Schwarzkopf was known popularly as 'Stormin' Norman' for a notoriously explosive temper
TAMPA, Fla., Dec. 27 (UPI) -- Norman Schwarzkopf, who led U.S. Central Command during the Persian Gulf War, died Thursday in Tampa, Fla., from complications of pneumonia, his sister said.
The former general spent the holidays with his family and had not long suffered from pneumonia, his sister Ruth Barenbaum told The New York Times.
He leaves behind a wife and three children.
Former Secretary of State Colin Powell told NBC News he will remember Schwarzkopf as a "close buddy," a great patriot and a great soldier.
Aides to former President George H.W. Bush, who is hospitalized with a persistent fever in a Houston hospital, released a statement saying: "Barbara and I mourn the loss of a true American patriot and one of the great military leaders of his generation. A distinguished member of that Long Gray Line hailing from West Point, General Norm Schwarzkopf, to me, epitomized the 'duty, service, country' creed that has defended our freedom and seen this great Nation through our most trying international crises.
"More than that, he was a good and decent man -- and a dear friend. Barbara and I send our condolences to his wife Brenda and his wonderful family," the statement said.

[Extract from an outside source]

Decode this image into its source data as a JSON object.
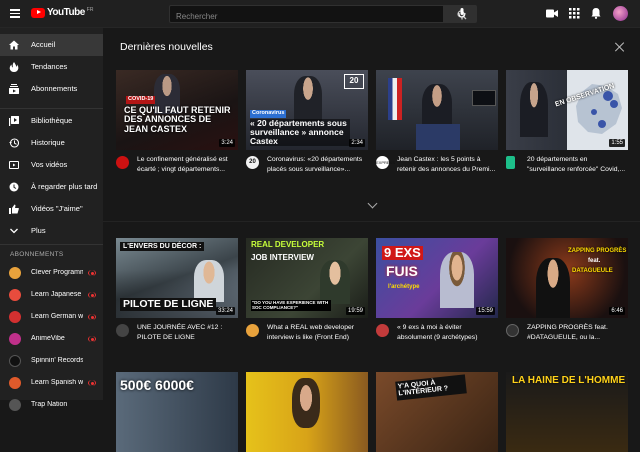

Bush awarded Schwarzkopf the Presidential Medal of Freedom for his Desert Storm service, and Britain's Queen Elizabeth II made him an honorary knight.